Mr. Silverstein also participates in the anti-spam newsgroups and claims to have received unsolicited e-mail from e360.
"Spamhaus brought him to my attention but once he sued the individuals that's when I decided to take action," Mr. Silverstein said. "He claims that everyone who he sends e-mails to have opted-in, but that's not true. He sent spam to an e-mail address of mine from 2002. I only gave it out once to receive information from an unrelated company and unchecked all of the boxes for receiving e-mail."
Mr. Linhardt declined to comment on the Silverstein case.
Last September, e360 won a case against U.K.-based spam-filtering firm Spamhaus, which blacklisted e360. The U.S. District Court for the Northern District of Illinois charged Spamhaus with incorrectly blacklisting e360insight's e-mails to consumers.

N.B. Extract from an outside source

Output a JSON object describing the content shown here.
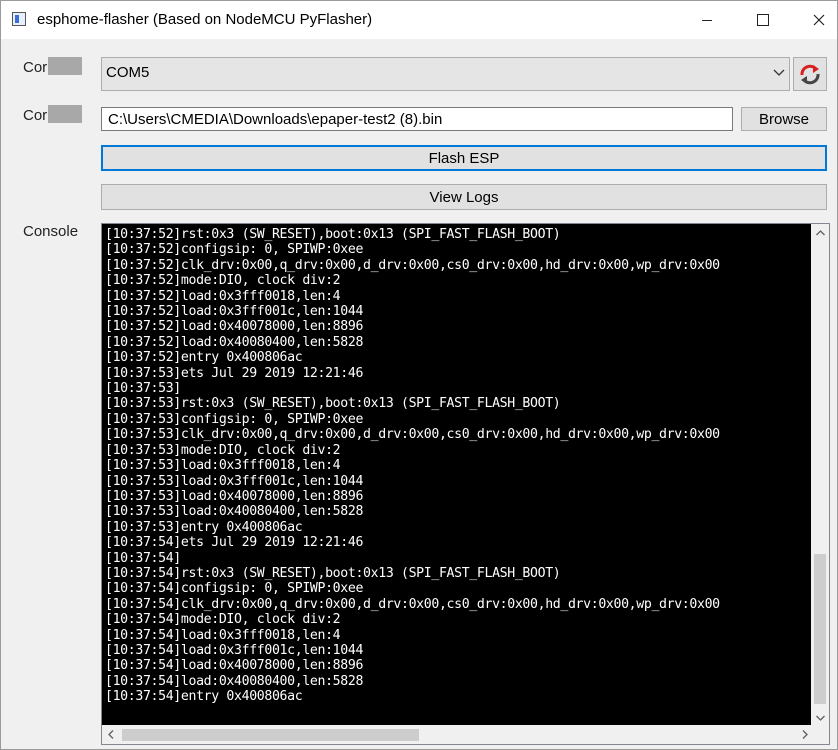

Spamhaus was ordered to pay $11.7 million in damages to e360insight. In addition, the court ordered Spamhaus to stop blocking e360 e-mail and to publish an apology stating that Mr. Linhardt and his company are not spammers, according to a copy of the order.
Spamhaus has yet to follow the order.
"We are asking the judge to hold Spamhaus in contempt of court for not complying with the federal mandate," Mr. Linhardt said.
Steve Linford, CEO of the Spamhaus, has no plans to comply and has even filed an order to overturn the case.
Mr. Linford would not comment on the Spamhaus case, but he did say that there have been a number of spam complaints from many recipients over a long period of time concerning this particular bulk e-mailer.
"An e-mail marketing firm that gets itself persistently onto major spam blacklists is one that makes no effort to keep a clean house," he said. "When a normal e-mail marketing firm runs into a spam problem...a responsible firm's response is, 'Sorry, we appear to have had some error, some addresses got on our lists by mistake. We've fixed the problem, our apologies to those who got unwanted e-mails from us.' Spam blacklists are thereby very quickly lifted, angry recipients see an honest marketer who made a genuine mistake and say, 'Ahh, OK' and that's the end of it."